‘Information Fluency’ Course Undergoes Revisions
In time for Fall 2015 classes, the undergraduate “Information Fluency” course offered by Kent State University’s School of Library and Information Science was revamped to better align learning outcomes with national standards.
It’s a class every undergrad in the College of Communication and Information (CCI) is familiar with, as it is a requirement for graduation.
Pending approval, the course name “Information Fluency in the Workplace and Beyond” will be changed simply to “Information Fluency,” Winter Woolston, a SLIS alumna (M.L.I.S. ‘14) and part-time instructor in the course, said.
“The goal of the course is to give students skills in finding, interpreting and creating information in all areas of their life — academic, professional or personal,” Woolston said. “Finding information in the workplace is part of the final project but is no longer the exclusive focus of the course.”
ACRL Provides Framework for Learning Outcomes
The content has been revised to provide students with more guidance on how to conduct research, Omer Farooq, a CCI doctoral student who is teaching one of the classes, said. Farooq received his Master of Library and Information Science from Kent State in 2012.
“The reason for the change was to meet the new framework provided by the Association of College and Research Libraries (ACRL),” Farooq said. “The learning outcomes [for the course] are based on their framework.”
Woolston said the course was also altered to be more relevant to students after graduation.
“We wanted to make the course more than just a library skills course,” Woolston said. “It didn’t make sense to focus exclusively on a bunch of databases they were about to lose access to after graduation.”
According to the syllabus, after completing the course, students should be able to distinguish among dimensions of value of information; formulate a research process to satisfy an information need; discriminate between search processes based on circumstance, need and type of inquiry; articulate the significance of different information creation processes, methods of delivery and formats; evaluate the authority of information sources to meet an information need; and recognize scholarly and professional conversations at different levels.
Information Literacy During and After College
“What we teach students in this class is going to help them as they finish their degree program,” Miriam Matteson, Ph.D., a SLIS associate professor who helped with the revisions, said. “[The course] will also bring value to the workplace because being a good employee in any industry still means being able to use information effectively.”
In previous years, a textbook was required to complete class assignments. Now, instead of heavy reading assignments, the course will have links to short video clips that align with discussion questions.

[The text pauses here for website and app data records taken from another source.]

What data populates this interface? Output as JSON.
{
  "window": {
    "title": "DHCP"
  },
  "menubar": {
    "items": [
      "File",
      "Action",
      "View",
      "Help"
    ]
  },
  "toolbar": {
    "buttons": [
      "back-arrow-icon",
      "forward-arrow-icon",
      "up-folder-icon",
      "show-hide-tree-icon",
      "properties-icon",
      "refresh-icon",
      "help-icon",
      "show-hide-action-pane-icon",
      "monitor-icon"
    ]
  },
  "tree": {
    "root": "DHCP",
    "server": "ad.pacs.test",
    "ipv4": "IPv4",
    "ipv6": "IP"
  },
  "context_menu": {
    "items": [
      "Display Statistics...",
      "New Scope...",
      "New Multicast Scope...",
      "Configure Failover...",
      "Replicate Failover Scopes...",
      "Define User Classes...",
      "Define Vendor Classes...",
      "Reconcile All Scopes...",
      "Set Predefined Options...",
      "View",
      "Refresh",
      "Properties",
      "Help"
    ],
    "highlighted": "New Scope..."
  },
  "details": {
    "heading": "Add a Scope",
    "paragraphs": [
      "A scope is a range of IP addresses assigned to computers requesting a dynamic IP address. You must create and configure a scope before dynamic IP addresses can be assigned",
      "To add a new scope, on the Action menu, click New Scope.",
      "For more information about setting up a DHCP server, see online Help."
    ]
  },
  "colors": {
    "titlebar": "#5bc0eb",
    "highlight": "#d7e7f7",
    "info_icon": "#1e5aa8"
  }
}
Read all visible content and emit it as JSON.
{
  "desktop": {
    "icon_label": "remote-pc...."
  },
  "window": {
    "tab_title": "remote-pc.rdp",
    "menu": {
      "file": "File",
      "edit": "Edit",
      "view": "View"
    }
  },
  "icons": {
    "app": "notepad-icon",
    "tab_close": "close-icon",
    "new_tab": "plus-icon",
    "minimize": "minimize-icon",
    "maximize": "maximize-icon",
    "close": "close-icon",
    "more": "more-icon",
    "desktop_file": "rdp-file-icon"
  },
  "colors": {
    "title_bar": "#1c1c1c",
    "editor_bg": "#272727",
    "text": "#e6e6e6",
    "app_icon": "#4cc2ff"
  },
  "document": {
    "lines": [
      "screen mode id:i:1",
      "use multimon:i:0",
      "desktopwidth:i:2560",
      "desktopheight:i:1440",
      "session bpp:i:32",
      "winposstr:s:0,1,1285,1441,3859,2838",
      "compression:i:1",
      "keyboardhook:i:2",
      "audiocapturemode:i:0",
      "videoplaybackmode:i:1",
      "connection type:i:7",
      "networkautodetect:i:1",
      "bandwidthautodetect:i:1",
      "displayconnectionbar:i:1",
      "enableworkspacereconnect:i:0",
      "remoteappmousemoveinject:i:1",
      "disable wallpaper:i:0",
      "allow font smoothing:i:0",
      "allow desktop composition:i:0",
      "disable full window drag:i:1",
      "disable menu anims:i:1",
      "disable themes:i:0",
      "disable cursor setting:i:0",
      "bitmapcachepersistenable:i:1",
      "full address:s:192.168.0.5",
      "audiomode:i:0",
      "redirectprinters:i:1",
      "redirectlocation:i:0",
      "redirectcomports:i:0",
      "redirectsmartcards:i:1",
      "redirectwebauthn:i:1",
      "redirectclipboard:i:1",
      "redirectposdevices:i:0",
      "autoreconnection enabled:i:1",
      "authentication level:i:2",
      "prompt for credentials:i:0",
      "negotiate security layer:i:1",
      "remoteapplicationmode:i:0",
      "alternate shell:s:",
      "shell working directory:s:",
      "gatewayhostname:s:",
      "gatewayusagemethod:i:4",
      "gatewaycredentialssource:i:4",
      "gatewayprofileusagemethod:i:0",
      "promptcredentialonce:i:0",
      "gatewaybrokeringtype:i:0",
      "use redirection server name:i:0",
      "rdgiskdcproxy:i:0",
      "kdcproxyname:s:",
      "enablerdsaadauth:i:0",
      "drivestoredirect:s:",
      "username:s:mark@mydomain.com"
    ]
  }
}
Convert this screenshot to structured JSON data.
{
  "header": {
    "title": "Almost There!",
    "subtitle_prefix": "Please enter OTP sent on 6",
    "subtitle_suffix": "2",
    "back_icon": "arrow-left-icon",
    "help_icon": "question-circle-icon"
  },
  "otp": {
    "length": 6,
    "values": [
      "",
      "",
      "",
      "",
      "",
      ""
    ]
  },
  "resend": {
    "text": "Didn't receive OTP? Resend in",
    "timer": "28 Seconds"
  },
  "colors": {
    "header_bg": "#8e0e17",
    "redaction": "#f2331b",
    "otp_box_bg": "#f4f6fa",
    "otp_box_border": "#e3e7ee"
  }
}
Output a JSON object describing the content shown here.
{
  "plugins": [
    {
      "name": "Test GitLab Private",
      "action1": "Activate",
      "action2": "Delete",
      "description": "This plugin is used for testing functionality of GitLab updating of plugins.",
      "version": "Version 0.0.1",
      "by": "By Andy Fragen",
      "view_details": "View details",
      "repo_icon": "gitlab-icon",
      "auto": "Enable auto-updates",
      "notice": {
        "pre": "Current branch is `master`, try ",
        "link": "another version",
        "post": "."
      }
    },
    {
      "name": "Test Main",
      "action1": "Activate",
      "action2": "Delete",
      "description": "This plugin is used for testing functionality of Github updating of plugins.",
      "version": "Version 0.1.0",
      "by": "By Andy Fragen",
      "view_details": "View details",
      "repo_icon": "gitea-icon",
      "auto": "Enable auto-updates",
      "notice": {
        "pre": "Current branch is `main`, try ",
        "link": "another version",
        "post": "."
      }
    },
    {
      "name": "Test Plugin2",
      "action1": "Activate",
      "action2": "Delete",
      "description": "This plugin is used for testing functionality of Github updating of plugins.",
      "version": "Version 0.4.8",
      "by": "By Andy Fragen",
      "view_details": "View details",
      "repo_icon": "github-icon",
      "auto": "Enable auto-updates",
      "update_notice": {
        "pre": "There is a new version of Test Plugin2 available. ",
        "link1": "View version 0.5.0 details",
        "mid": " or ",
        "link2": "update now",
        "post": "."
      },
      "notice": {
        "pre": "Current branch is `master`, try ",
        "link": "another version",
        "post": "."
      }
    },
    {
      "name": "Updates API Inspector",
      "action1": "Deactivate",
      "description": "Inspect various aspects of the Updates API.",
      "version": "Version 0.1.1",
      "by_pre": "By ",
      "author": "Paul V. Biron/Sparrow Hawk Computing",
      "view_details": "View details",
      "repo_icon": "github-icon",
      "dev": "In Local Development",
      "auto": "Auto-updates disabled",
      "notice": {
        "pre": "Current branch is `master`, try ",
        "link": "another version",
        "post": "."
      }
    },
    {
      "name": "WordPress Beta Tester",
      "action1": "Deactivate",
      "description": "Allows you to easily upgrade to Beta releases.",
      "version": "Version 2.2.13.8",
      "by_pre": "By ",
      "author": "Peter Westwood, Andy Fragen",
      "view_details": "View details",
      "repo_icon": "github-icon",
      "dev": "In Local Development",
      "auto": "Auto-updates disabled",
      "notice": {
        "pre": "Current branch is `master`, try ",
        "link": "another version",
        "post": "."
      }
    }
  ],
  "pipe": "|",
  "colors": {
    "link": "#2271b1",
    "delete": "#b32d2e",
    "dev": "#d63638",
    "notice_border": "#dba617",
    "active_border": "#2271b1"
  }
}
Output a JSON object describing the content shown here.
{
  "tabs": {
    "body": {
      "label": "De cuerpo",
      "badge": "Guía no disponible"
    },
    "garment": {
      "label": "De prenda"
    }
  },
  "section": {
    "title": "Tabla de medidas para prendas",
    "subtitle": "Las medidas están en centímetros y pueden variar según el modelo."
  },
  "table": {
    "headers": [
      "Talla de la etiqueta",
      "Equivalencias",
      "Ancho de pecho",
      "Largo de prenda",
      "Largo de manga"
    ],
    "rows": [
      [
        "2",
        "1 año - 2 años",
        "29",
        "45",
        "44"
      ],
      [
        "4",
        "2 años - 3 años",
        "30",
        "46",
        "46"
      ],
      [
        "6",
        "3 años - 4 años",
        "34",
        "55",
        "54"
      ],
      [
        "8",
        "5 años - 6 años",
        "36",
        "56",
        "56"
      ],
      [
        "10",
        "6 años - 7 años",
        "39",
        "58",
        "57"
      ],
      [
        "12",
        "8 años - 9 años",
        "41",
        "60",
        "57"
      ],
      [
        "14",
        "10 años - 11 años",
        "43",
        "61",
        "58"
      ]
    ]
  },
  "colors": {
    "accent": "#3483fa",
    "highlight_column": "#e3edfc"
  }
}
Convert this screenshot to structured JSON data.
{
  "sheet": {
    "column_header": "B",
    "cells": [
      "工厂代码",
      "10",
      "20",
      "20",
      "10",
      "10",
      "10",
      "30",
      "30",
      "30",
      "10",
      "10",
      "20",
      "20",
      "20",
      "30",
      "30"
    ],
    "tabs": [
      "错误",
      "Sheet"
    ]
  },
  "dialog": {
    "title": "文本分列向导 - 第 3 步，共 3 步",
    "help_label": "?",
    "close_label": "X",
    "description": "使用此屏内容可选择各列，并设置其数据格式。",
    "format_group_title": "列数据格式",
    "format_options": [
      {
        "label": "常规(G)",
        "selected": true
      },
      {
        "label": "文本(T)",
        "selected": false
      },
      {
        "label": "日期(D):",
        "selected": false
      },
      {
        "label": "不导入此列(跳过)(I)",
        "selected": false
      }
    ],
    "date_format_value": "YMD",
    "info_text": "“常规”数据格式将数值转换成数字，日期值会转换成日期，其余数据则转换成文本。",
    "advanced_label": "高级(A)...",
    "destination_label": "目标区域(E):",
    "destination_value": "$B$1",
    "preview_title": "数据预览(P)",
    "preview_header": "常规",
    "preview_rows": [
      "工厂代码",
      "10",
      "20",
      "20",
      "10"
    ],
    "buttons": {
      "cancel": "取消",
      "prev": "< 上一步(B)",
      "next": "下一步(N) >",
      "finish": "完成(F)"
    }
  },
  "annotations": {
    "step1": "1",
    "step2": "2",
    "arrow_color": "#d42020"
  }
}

Instead of exams, students must complete a midterm project and a final project in addition to weekly assignments and discussions on BlackBoard.
Because of good reviews from students and professors, the final project remained the same, but a midterm project was added.
“We added a midterm assignment that asks students to write a persuasive letter to refine some skills that they could really use in the workplace,” Matteson said. “One of the characteristics of being information literate is having a question, finding some information and synthesizing that information, and then writing about it persuasively.”
The final project asks students to pose a potential research question they might face in the workplace, search for information on the research question and present the results in a PowerPoint presentation accompanied by an annotated bibliography.
The 10-week course is typically offered online-only, but one in-person version of the course, taught by Farooq, was offered in Fall 2015 and will be offered again in Spring 2016.
Matteson, Farooq and Woolston were responsible for revamping the course in Summer 2015, with support from Kent State University’s Office of Continuing and Distance Education (OCDE). OCDE offers assistance to faculty who are building online courses.
“[OCDE] was checking all along the way — unit by unit — to make sure that our learning outcomes aligned with the reading materials, video clips and assignments,” Matteson said. “The course is better because of it.”